- The New China
For an outsider’s understanding of contemporary China, few books can match Evan Osnos’s Age of Ambition: Chasing Fortune, Truth, and Faith in the New China, winner of the 2014 National Book Award. The former correspondent for the Chicago Tribune and the New Yorker knows that almost anything to be said about China must be qualified by a myriad of details. Yes, the Chinese of the twenty-first century “have achieved longer, healthier, more educated [and more prosperous] lives” than their predecessors. But, he notes, “The longer I lived in China, the more it seemed that people had come to see the economic boom as a train with a limited number of seats.” And even for those whose fortunes have vastly improved, there remains an unfulfilled appetite for less tangible values—freedom of thought and expression, a hunger for truth and spiritual values. Osnos writes with tact and sympathetic understanding, and he draws upon a number of adroitly chosen case histories to tell his story. Like Thomas Carlyle, Osnos knows that “history is the essence of innumerable Biographies.”
Nevertheless, to understand modern China, one would do well to read Osnos’s excellent history alongside recent narratives by Chinese insiders, above all the country’s two best-known living novelists, Mo Yan and Yu Hua. “If all people could reflect on history and on their own lives,” the narrator of Mo Yan’s Frog declares, “mankind would not display so much idiotic behavior.” Most of Osnos’s case histories exhibit this same dual approach, beginning with Osnos himself. In 1994, the college freshman “wandered into an introductory class on modern Chinese politics, revolution, and civil war” and thereby discovered his vocation. Two years later, he arrived in Beijing for the first time in order to study Mandarin. In 1998, he enrolled at Beijing Normal University. The city had struck him as “a clanging, unglamorous place” on his first visit, so he toured the countryside, looking for “the China of literature and ink paintings.” Gradually, however, he accustomed himself to a city and country undergoing extraordinarily rapid change and development. (A Chinese friend, by way of contrast, complains that whenever he visits New York “it looks the same.”) In his eight years as a reporter in China, from 2005 to 2013, he interviewed a number of individuals caught up in the search for fortune, truth, and faith. [End Page 667]

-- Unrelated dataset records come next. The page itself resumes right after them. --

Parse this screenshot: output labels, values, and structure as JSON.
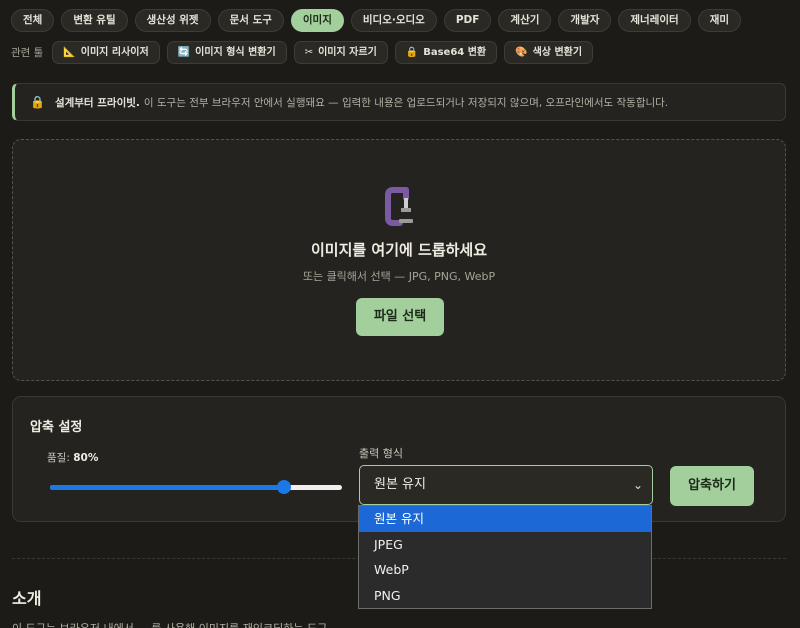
{
  "categories": [
    {
      "label": "전체",
      "active": false
    },
    {
      "label": "변환 유틸",
      "active": false
    },
    {
      "label": "생산성 위젯",
      "active": false
    },
    {
      "label": "문서 도구",
      "active": false
    },
    {
      "label": "이미지",
      "active": true
    },
    {
      "label": "비디오·오디오",
      "active": false
    },
    {
      "label": "PDF",
      "active": false
    },
    {
      "label": "계산기",
      "active": false
    },
    {
      "label": "개발자",
      "active": false
    },
    {
      "label": "제너레이터",
      "active": false
    },
    {
      "label": "재미",
      "active": false
    }
  ],
  "related": {
    "label": "관련 툴",
    "items": [
      {
        "icon": "ruler-icon",
        "glyph": "📐",
        "label": "이미지 리사이저"
      },
      {
        "icon": "convert-icon",
        "glyph": "🔄",
        "label": "이미지 형식 변환기"
      },
      {
        "icon": "scissors-icon",
        "glyph": "✂",
        "label": "이미지 자르기"
      },
      {
        "icon": "lock-icon",
        "glyph": "🔒",
        "label": "Base64 변환"
      },
      {
        "icon": "palette-icon",
        "glyph": "🎨",
        "label": "색상 변환기"
      }
    ]
  },
  "notice": {
    "lock_glyph": "🔒",
    "bold": "설계부터 프라이빗.",
    "text": "이 도구는 전부 브라우저 안에서 실행돼요 — 입력한 내용은 업로드되거나 저장되지 않으며, 오프라인에서도 작동합니다."
  },
  "dropzone": {
    "title": "이미지를 여기에 드롭하세요",
    "subtitle": "또는 클릭해서 선택 — JPG, PNG, WebP",
    "button": "파일 선택"
  },
  "settings": {
    "title": "압축 설정",
    "quality_label": "품질:",
    "quality_value_text": "80%",
    "quality_value": 0.8,
    "format_label": "출력 형식",
    "format_selected": "원본 유지",
    "compress_button": "압축하기"
  },
  "format_options": [
    {
      "label": "원본 유지",
      "selected": true
    },
    {
      "label": "JPEG",
      "selected": false
    },
    {
      "label": "WebP",
      "selected": false
    },
    {
      "label": "PNG",
      "selected": false
    }
  ],
  "intro": {
    "title": "소개",
    "text": "이 도구는 브라우저 내에서 ... 를 사용해 이미지를 재인코딩하는 도구"
  },
  "colors": {
    "accent": "#a3cf9c",
    "slider": "#1b78e6",
    "background": "#1c1b17",
    "selected_option": "#1b68d6"
  }
}
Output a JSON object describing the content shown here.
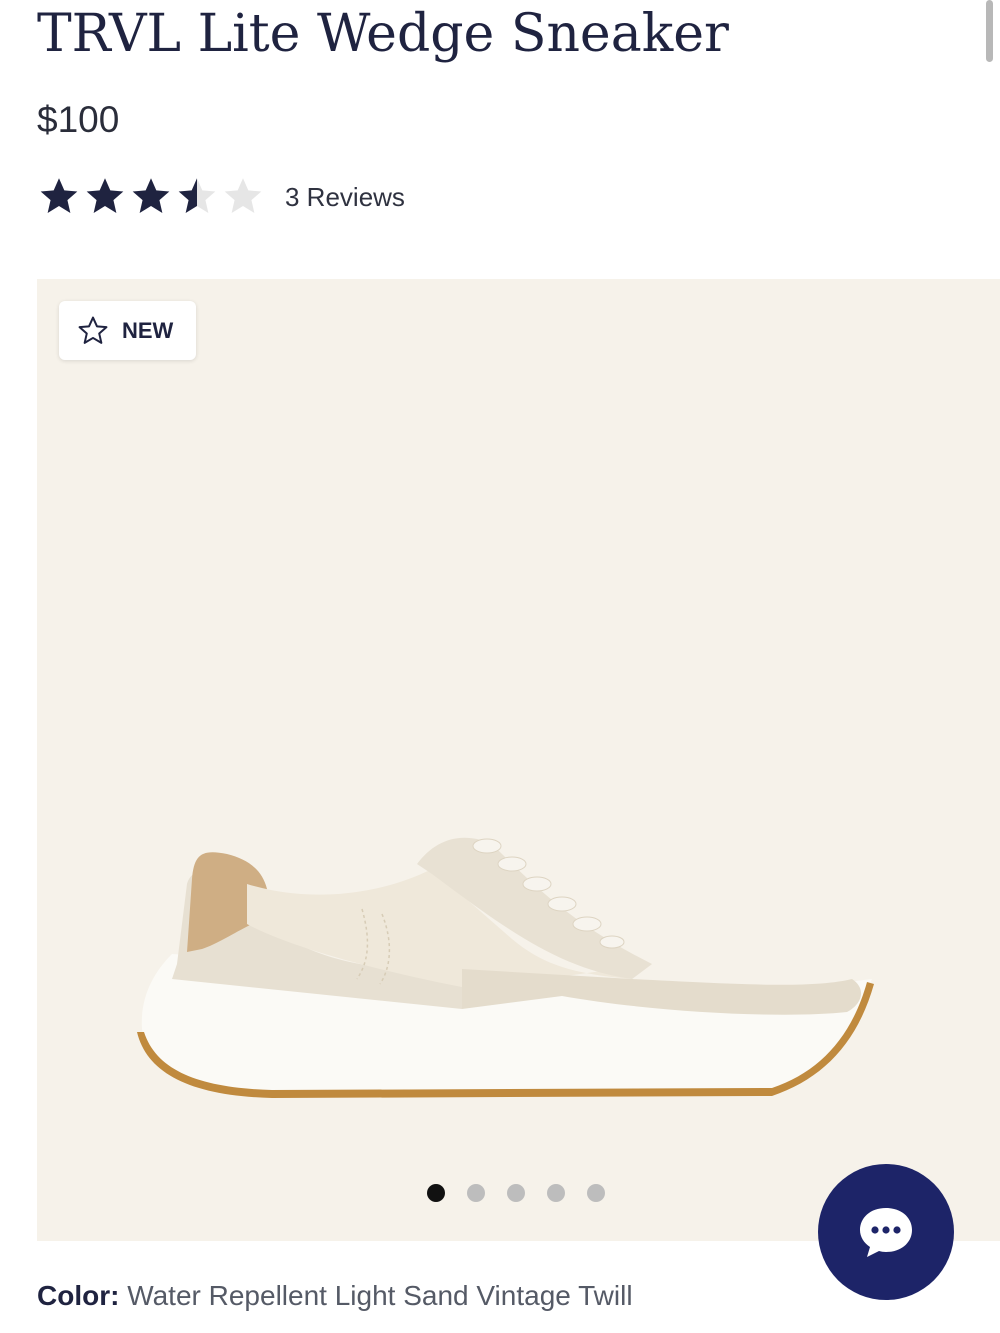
{
  "product": {
    "title": "TRVL Lite Wedge Sneaker",
    "price": "$100",
    "rating": 3.5,
    "rating_max": 5,
    "reviews_label": "3 Reviews"
  },
  "gallery": {
    "badge_label": "NEW",
    "badge_icon": "star-outline-icon",
    "slide_count": 5,
    "active_slide": 1
  },
  "color": {
    "label": "Color:",
    "value": "Water Repellent Light Sand Vintage Twill"
  },
  "chat": {
    "icon": "chat-bubble-icon"
  },
  "colors": {
    "text_primary": "#1f2340",
    "star_filled": "#1f2340",
    "star_empty": "#e6e6e6",
    "gallery_bg": "#f6f2ea",
    "chat_bg": "#1d2468"
  }
}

He begins with a Taiwanese army officer, Lin Zhengyi, the son of a poor barber who instilled in his children a vivid sense of China’s illustrious past, plus a “dream of China’s revival.” His fourth son (named Zhengyi or “justice”) wondered “as a boy … why, despite China’s glorious history, his family could barely feed itself.” In 1979, Captain Lin deserted his army post and swam to the mainland, convinced that “China would prosper again … and he would prosper with it.” (This was at a time when it was more usual for someone to swim from the mainland to Taiwan in search of a better life.) In 1980, the newly renamed Lin Yifu, a student now at Peking University, met Theodore Schultz, a visiting Nobel Prize-winning economist, who arranged for him to pursue a doctoral degree in economics at the University of Chicago, “the crucible of free market thought.” By the time he returned to China, Lin was “convinced that the key to China’s rise was the fusion of the market and strong government.” As an influential member of the Peking University faculty, Lin published several books extolling the “Chinese miracle.” As Osnos notes, “In 1949 the average life expectancy was thirty-six and the literacy rate was 20 percent. By 2012, life expectancy was seventy-five, and the literacy rate was above 90 percent.” Lin’s role in helping his nation to rise out of poverty by promoting governmental and...